▶ **Aim of the exercise**
Using the listing, copy each whole line that features "varie".

▶ **Entries shown**
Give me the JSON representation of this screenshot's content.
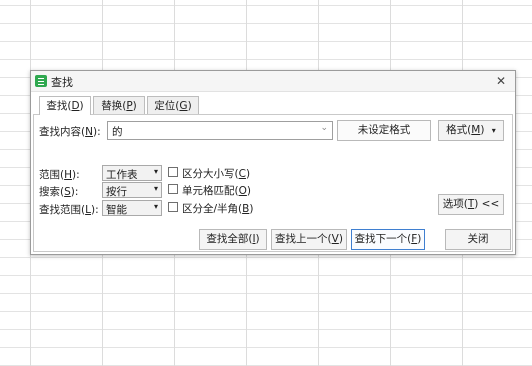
{
  "dialog": {
    "title": "查找",
    "close_glyph": "✕",
    "icon": "find-app-icon"
  },
  "tabs": [
    {
      "label": "查找(",
      "key": "D",
      "suffix": ")",
      "active": true
    },
    {
      "label": "替换(",
      "key": "P",
      "suffix": ")",
      "active": false
    },
    {
      "label": "定位(",
      "key": "G",
      "suffix": ")",
      "active": false
    }
  ],
  "find": {
    "label": "查找内容(",
    "key": "N",
    "suffix": "):",
    "value": "的",
    "caret": "⌄",
    "no_format_label": "未设定格式",
    "format_label": "格式(",
    "format_key": "M",
    "format_suffix": ")",
    "format_caret": "▾"
  },
  "options": {
    "scope": {
      "label": "范围(",
      "key": "H",
      "suffix": "):",
      "value": "工作表"
    },
    "search": {
      "label": "搜索(",
      "key": "S",
      "suffix": "):",
      "value": "按行"
    },
    "look_in": {
      "label": "查找范围(",
      "key": "L",
      "suffix": "):",
      "value": "智能"
    },
    "select_caret": "▾",
    "match_case": {
      "label": "区分大小写(",
      "key": "C",
      "suffix": ")",
      "checked": false
    },
    "match_cell": {
      "label": "单元格匹配(",
      "key": "O",
      "suffix": ")",
      "checked": false
    },
    "match_width": {
      "label": "区分全/半角(",
      "key": "B",
      "suffix": ")",
      "checked": false
    },
    "options_button": {
      "label": "选项(",
      "key": "T",
      "suffix": ") <<"
    }
  },
  "buttons": {
    "find_all": {
      "label": "查找全部(",
      "key": "I",
      "suffix": ")"
    },
    "find_prev": {
      "label": "查找上一个(",
      "key": "V",
      "suffix": ")"
    },
    "find_next": {
      "label": "查找下一个(",
      "key": "F",
      "suffix": ")"
    },
    "close": {
      "label": "关闭"
    }
  },
  "colors": {
    "app_icon": "#2fa84f",
    "default_button_border": "#3f7fd0",
    "grid_line": "#dcdcdc"
  }
}
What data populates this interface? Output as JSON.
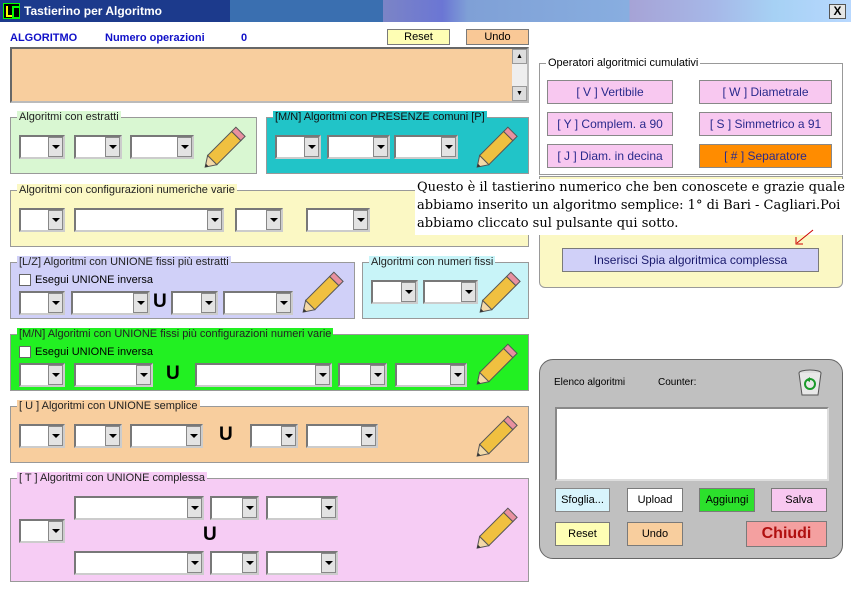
{
  "window": {
    "title": "Tastierino per Algoritmo",
    "close": "X"
  },
  "header": {
    "algoritmo": "ALGORITMO",
    "num_ops_label": "Numero operazioni",
    "num_ops": "0",
    "reset": "Reset",
    "undo": "Undo"
  },
  "panels": {
    "estratti": "Algoritmi con estratti",
    "presenze": "[M/N] Algoritmi con PRESENZE comuni [P]",
    "configurazioni": "Algoritmi con configurazioni numeriche varie",
    "unione_fissi_estratti": "[L/Z] Algoritmi con UNIONE fissi più estratti",
    "numeri_fissi": "Algoritmi con numeri fissi",
    "unione_fissi_config": "[M/N] Algoritmi con UNIONE fissi più configurazioni numeri varie",
    "unione_semplice": "[ U ] Algoritmi con UNIONE semplice",
    "unione_complessa": "[ T ] Algoritmi con UNIONE complessa"
  },
  "checkbox_label": "Esegui UNIONE inversa",
  "union_symbol": "U",
  "operatori": {
    "title": "Operatori algoritmici cumulativi",
    "buttons": [
      "[ V ] Vertibile",
      "[ W ] Diametrale",
      "[ Y ] Complem. a 90",
      "[ S ] Simmetrico  a 91",
      "[ J ] Diam. in decina",
      "[ # ] Separatore"
    ]
  },
  "tooltip": "Questo è il tastierino numerico che ben conoscete e grazie quale abbiamo inserito un algoritmo semplice: 1° di Bari - Cagliari.Poi abbiamo cliccato sul pulsante qui sotto.",
  "spia_button": "Inserisci Spia algoritmica complessa",
  "elenco": {
    "title": "Elenco algoritmi",
    "counter": "Counter:",
    "sfoglia": "Sfoglia...",
    "upload": "Upload",
    "aggiungi": "Aggiungi",
    "salva": "Salva",
    "reset": "Reset",
    "undo": "Undo",
    "chiudi": "Chiudi"
  },
  "colors": {
    "green_panel": "#d9f7d2",
    "cyan_panel": "#21c4c8",
    "yellow_panel": "#fbf8c4",
    "lavender_panel": "#d0d0f8",
    "lightcyan_panel": "#c8f4f8",
    "green2_panel": "#22f022",
    "peach_panel": "#f8ce9e",
    "pink_panel": "#f6ccf4",
    "separator": "#ff8c00",
    "chiudi": "#f4a0a0"
  }
}
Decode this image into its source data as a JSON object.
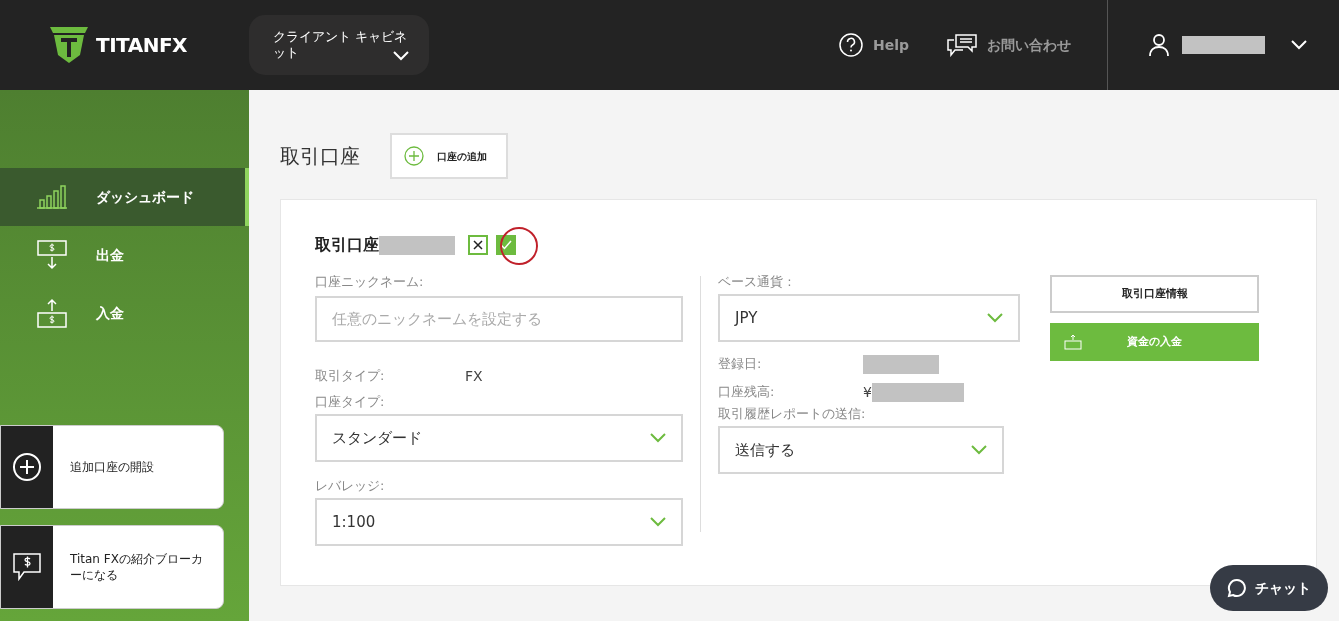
{
  "header": {
    "logo": "TITANFX",
    "cabinet_menu": "クライアント キャビネット",
    "help": "Help",
    "contact": "お問い合わせ"
  },
  "sidebar": {
    "items": [
      {
        "label": "ダッシュボード",
        "selected": true
      },
      {
        "label": "出金",
        "selected": false
      },
      {
        "label": "入金",
        "selected": false
      }
    ],
    "cards": [
      {
        "label": "追加口座の開設"
      },
      {
        "label": "Titan FXの紹介ブローカーになる"
      }
    ]
  },
  "page": {
    "title": "取引口座",
    "add_button": "口座の追加"
  },
  "account": {
    "title": "取引口座",
    "left_fields": [
      {
        "kind": "input",
        "label": "口座ニックネーム:",
        "placeholder": "任意のニックネームを設定する"
      },
      {
        "kind": "text",
        "label": "取引タイプ:",
        "value": "FX"
      },
      {
        "kind": "select",
        "label": "口座タイプ:",
        "value": "スタンダード"
      },
      {
        "kind": "select",
        "label": "レバレッジ:",
        "value": "1:100"
      }
    ],
    "right_fields": [
      {
        "kind": "select",
        "label": "ベース通貨 :",
        "value": "JPY"
      },
      {
        "kind": "hidden",
        "label": "登録日:"
      },
      {
        "kind": "hidden",
        "label": "口座残高:",
        "prefix": "¥"
      },
      {
        "kind": "select",
        "label": "取引履歴レポートの送信:",
        "value": "送信する"
      }
    ],
    "buttons": [
      {
        "kind": "outline",
        "label": "取引口座情報"
      },
      {
        "kind": "primary",
        "label": "資金の入金"
      }
    ]
  },
  "chat_button": "チャット"
}
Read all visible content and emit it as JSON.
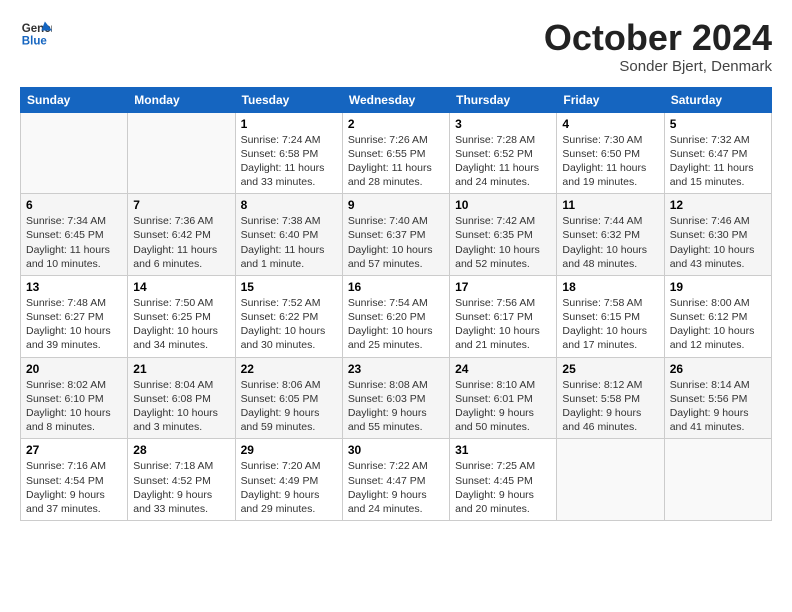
{
  "logo": {
    "line1": "General",
    "line2": "Blue"
  },
  "title": "October 2024",
  "subtitle": "Sonder Bjert, Denmark",
  "weekdays": [
    "Sunday",
    "Monday",
    "Tuesday",
    "Wednesday",
    "Thursday",
    "Friday",
    "Saturday"
  ],
  "weeks": [
    [
      {
        "day": "",
        "info": ""
      },
      {
        "day": "",
        "info": ""
      },
      {
        "day": "1",
        "info": "Sunrise: 7:24 AM\nSunset: 6:58 PM\nDaylight: 11 hours\nand 33 minutes."
      },
      {
        "day": "2",
        "info": "Sunrise: 7:26 AM\nSunset: 6:55 PM\nDaylight: 11 hours\nand 28 minutes."
      },
      {
        "day": "3",
        "info": "Sunrise: 7:28 AM\nSunset: 6:52 PM\nDaylight: 11 hours\nand 24 minutes."
      },
      {
        "day": "4",
        "info": "Sunrise: 7:30 AM\nSunset: 6:50 PM\nDaylight: 11 hours\nand 19 minutes."
      },
      {
        "day": "5",
        "info": "Sunrise: 7:32 AM\nSunset: 6:47 PM\nDaylight: 11 hours\nand 15 minutes."
      }
    ],
    [
      {
        "day": "6",
        "info": "Sunrise: 7:34 AM\nSunset: 6:45 PM\nDaylight: 11 hours\nand 10 minutes."
      },
      {
        "day": "7",
        "info": "Sunrise: 7:36 AM\nSunset: 6:42 PM\nDaylight: 11 hours\nand 6 minutes."
      },
      {
        "day": "8",
        "info": "Sunrise: 7:38 AM\nSunset: 6:40 PM\nDaylight: 11 hours\nand 1 minute."
      },
      {
        "day": "9",
        "info": "Sunrise: 7:40 AM\nSunset: 6:37 PM\nDaylight: 10 hours\nand 57 minutes."
      },
      {
        "day": "10",
        "info": "Sunrise: 7:42 AM\nSunset: 6:35 PM\nDaylight: 10 hours\nand 52 minutes."
      },
      {
        "day": "11",
        "info": "Sunrise: 7:44 AM\nSunset: 6:32 PM\nDaylight: 10 hours\nand 48 minutes."
      },
      {
        "day": "12",
        "info": "Sunrise: 7:46 AM\nSunset: 6:30 PM\nDaylight: 10 hours\nand 43 minutes."
      }
    ],
    [
      {
        "day": "13",
        "info": "Sunrise: 7:48 AM\nSunset: 6:27 PM\nDaylight: 10 hours\nand 39 minutes."
      },
      {
        "day": "14",
        "info": "Sunrise: 7:50 AM\nSunset: 6:25 PM\nDaylight: 10 hours\nand 34 minutes."
      },
      {
        "day": "15",
        "info": "Sunrise: 7:52 AM\nSunset: 6:22 PM\nDaylight: 10 hours\nand 30 minutes."
      },
      {
        "day": "16",
        "info": "Sunrise: 7:54 AM\nSunset: 6:20 PM\nDaylight: 10 hours\nand 25 minutes."
      },
      {
        "day": "17",
        "info": "Sunrise: 7:56 AM\nSunset: 6:17 PM\nDaylight: 10 hours\nand 21 minutes."
      },
      {
        "day": "18",
        "info": "Sunrise: 7:58 AM\nSunset: 6:15 PM\nDaylight: 10 hours\nand 17 minutes."
      },
      {
        "day": "19",
        "info": "Sunrise: 8:00 AM\nSunset: 6:12 PM\nDaylight: 10 hours\nand 12 minutes."
      }
    ],
    [
      {
        "day": "20",
        "info": "Sunrise: 8:02 AM\nSunset: 6:10 PM\nDaylight: 10 hours\nand 8 minutes."
      },
      {
        "day": "21",
        "info": "Sunrise: 8:04 AM\nSunset: 6:08 PM\nDaylight: 10 hours\nand 3 minutes."
      },
      {
        "day": "22",
        "info": "Sunrise: 8:06 AM\nSunset: 6:05 PM\nDaylight: 9 hours\nand 59 minutes."
      },
      {
        "day": "23",
        "info": "Sunrise: 8:08 AM\nSunset: 6:03 PM\nDaylight: 9 hours\nand 55 minutes."
      },
      {
        "day": "24",
        "info": "Sunrise: 8:10 AM\nSunset: 6:01 PM\nDaylight: 9 hours\nand 50 minutes."
      },
      {
        "day": "25",
        "info": "Sunrise: 8:12 AM\nSunset: 5:58 PM\nDaylight: 9 hours\nand 46 minutes."
      },
      {
        "day": "26",
        "info": "Sunrise: 8:14 AM\nSunset: 5:56 PM\nDaylight: 9 hours\nand 41 minutes."
      }
    ],
    [
      {
        "day": "27",
        "info": "Sunrise: 7:16 AM\nSunset: 4:54 PM\nDaylight: 9 hours\nand 37 minutes."
      },
      {
        "day": "28",
        "info": "Sunrise: 7:18 AM\nSunset: 4:52 PM\nDaylight: 9 hours\nand 33 minutes."
      },
      {
        "day": "29",
        "info": "Sunrise: 7:20 AM\nSunset: 4:49 PM\nDaylight: 9 hours\nand 29 minutes."
      },
      {
        "day": "30",
        "info": "Sunrise: 7:22 AM\nSunset: 4:47 PM\nDaylight: 9 hours\nand 24 minutes."
      },
      {
        "day": "31",
        "info": "Sunrise: 7:25 AM\nSunset: 4:45 PM\nDaylight: 9 hours\nand 20 minutes."
      },
      {
        "day": "",
        "info": ""
      },
      {
        "day": "",
        "info": ""
      }
    ]
  ]
}
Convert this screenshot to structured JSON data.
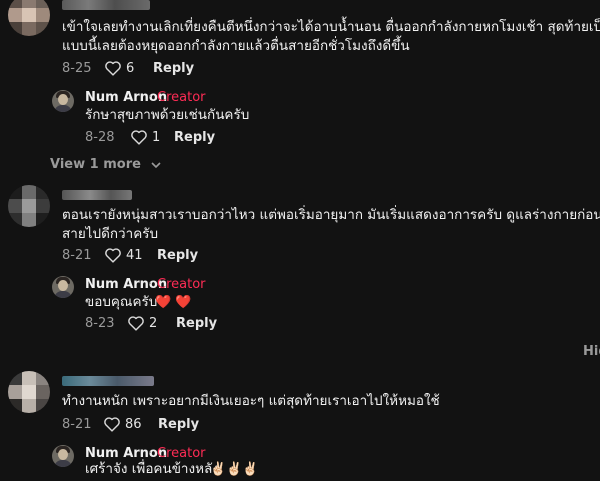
{
  "comments": [
    {
      "text_line1": "เข้าใจเลยทำงานเลิกเที่ยงคืนตีหนึ่งกว่าจะได้อาบน้ำนอน ตื่นออกกำลังกายหกโมงเช้า สุดท้ายเป็น",
      "text_line2": "แบบนี้เลยต้องหยุดออกกำลังกายแล้วตื่นสายอีกชั่วโมงถึงดีขึ้น",
      "date": "8-25",
      "likes": "6",
      "reply_label": "Reply",
      "replies": [
        {
          "name": "Num Arnon",
          "separator": "·",
          "badge": "Creator",
          "text": "รักษาสุขภาพด้วยเช่นกันครับ",
          "date": "8-28",
          "likes": "1",
          "reply_label": "Reply"
        }
      ],
      "view_more": "View 1 more"
    },
    {
      "text_line1": "ตอนเรายังหนุ่มสาวเราบอกว่าไหว แต่พอเริ่มอายุมาก มันเริ่มแสดงอาการครับ ดูแลร่างกายก่อนที่จะ",
      "text_line2": "สายไปดีกว่าครับ",
      "date": "8-21",
      "likes": "41",
      "reply_label": "Reply",
      "replies": [
        {
          "name": "Num Arnon",
          "separator": "·",
          "badge": "Creator",
          "text": "ขอบคุณครับ",
          "emoji": "❤️ ❤️",
          "date": "8-23",
          "likes": "2",
          "reply_label": "Reply"
        }
      ],
      "hide_label": "Hid"
    },
    {
      "text_line1": "ทำงานหนัก เพราะอยากมีเงินเยอะๆ แต่สุดท้ายเราเอาไปให้หมอใช้",
      "date": "8-21",
      "likes": "86",
      "reply_label": "Reply",
      "replies": [
        {
          "name": "Num Arnon",
          "separator": "·",
          "badge": "Creator",
          "text": "เศร้าจัง เพื่อคนข้างหลัง",
          "emoji": "✌🏻✌🏻✌🏻"
        }
      ]
    }
  ],
  "icons": {
    "like": "heart-outline-icon",
    "expand": "chevron-down-icon"
  },
  "colors": {
    "background": "#121212",
    "creator": "#fe2c55",
    "muted": "#9a9a9a"
  }
}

▶ **Reply to the task**
    "configurazioni": "Algoritmi con configurazioni numeriche varie",
    "unione_fissi_config": "[M/N] Algoritmi con UNIONE fissi più configurazioni numeri varie",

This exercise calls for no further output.